### ASSIGNED TASK
Find and copy each line in the material below where the string "online" occurs.

### SUPPLIED INFORMATION
_ _ _ _ _

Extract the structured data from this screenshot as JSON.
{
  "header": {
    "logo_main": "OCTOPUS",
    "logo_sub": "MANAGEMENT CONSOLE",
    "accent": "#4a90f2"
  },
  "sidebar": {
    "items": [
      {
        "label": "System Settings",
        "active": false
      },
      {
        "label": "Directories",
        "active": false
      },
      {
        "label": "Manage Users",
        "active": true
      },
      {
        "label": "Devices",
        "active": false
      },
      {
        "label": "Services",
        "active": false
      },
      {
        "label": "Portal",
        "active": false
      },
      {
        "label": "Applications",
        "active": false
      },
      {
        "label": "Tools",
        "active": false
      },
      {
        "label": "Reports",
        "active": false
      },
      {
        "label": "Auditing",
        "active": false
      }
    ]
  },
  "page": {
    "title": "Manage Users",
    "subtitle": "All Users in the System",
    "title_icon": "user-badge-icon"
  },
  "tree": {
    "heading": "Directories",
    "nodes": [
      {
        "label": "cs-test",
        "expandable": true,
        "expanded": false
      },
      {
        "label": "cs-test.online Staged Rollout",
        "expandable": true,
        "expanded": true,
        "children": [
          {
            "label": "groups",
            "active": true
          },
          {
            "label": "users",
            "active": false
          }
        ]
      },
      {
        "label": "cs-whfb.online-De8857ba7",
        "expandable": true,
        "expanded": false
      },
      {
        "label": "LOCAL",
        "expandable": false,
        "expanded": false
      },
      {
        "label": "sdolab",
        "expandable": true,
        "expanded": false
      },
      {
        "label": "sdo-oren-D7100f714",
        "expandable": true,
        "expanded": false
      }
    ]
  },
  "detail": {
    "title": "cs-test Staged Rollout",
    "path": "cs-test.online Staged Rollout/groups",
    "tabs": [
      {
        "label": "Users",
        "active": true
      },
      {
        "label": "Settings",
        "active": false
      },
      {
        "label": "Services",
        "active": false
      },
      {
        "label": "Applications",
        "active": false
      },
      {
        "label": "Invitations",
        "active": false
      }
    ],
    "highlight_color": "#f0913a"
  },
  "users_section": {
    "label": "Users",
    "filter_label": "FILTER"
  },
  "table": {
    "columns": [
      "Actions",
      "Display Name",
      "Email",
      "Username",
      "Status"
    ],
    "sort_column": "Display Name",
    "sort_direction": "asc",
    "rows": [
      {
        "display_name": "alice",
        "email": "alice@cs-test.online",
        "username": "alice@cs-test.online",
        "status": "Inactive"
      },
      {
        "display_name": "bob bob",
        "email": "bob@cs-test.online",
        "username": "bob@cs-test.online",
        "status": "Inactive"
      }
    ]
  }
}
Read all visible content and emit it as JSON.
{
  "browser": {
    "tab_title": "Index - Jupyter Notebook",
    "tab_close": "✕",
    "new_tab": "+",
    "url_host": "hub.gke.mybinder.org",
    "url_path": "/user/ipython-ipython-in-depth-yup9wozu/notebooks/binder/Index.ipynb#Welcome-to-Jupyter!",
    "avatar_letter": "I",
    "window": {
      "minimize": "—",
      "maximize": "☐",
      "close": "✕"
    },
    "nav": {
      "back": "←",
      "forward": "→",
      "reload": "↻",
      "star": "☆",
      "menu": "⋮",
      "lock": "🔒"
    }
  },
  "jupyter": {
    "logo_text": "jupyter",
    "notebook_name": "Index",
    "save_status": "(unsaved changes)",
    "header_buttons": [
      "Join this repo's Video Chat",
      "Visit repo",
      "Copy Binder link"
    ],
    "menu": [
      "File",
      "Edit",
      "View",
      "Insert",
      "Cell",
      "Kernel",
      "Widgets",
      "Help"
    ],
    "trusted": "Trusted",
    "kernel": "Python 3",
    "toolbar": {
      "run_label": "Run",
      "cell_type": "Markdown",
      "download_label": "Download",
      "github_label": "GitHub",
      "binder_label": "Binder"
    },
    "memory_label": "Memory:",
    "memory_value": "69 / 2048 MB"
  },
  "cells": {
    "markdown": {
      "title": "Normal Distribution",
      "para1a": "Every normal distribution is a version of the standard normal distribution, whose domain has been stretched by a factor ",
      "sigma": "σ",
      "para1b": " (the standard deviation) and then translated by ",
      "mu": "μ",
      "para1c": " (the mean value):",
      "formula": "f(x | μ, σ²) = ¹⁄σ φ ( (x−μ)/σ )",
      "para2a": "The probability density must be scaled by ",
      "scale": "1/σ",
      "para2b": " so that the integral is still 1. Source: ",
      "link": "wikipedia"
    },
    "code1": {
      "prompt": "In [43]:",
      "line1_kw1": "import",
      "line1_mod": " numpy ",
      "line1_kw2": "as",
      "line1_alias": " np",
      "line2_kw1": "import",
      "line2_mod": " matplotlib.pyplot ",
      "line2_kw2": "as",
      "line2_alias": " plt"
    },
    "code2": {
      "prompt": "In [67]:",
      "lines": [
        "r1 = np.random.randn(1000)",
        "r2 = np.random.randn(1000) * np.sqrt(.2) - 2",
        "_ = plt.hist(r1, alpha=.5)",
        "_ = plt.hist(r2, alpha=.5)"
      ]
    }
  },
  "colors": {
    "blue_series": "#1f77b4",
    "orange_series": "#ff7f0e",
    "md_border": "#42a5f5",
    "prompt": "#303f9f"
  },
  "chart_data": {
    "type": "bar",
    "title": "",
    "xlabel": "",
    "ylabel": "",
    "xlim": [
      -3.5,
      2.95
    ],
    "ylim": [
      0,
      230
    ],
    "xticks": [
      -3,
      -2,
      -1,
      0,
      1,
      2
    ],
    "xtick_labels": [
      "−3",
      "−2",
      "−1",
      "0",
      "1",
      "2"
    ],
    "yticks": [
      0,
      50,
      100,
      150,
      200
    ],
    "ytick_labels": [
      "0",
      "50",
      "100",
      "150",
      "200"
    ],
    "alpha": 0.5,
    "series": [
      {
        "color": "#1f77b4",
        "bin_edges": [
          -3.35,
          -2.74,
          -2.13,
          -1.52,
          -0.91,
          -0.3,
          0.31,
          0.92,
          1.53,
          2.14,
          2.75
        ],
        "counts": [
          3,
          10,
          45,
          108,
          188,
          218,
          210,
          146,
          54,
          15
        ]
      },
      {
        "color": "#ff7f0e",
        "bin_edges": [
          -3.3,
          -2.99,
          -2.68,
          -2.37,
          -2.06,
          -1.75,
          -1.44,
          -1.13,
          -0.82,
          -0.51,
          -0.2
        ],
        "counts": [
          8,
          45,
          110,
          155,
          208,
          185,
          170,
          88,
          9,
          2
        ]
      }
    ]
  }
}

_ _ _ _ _

### RESPONSE TO THE EXERCISE
        "label": "cs-test.online Staged Rollout",
        "label": "cs-whfb.online-De8857ba7",
    "path": "cs-test.online Staged Rollout/groups",
        "email": "alice@cs-test.online",
        "username": "alice@cs-test.online",
        "email": "bob@cs-test.online",
        "username": "bob@cs-test.online",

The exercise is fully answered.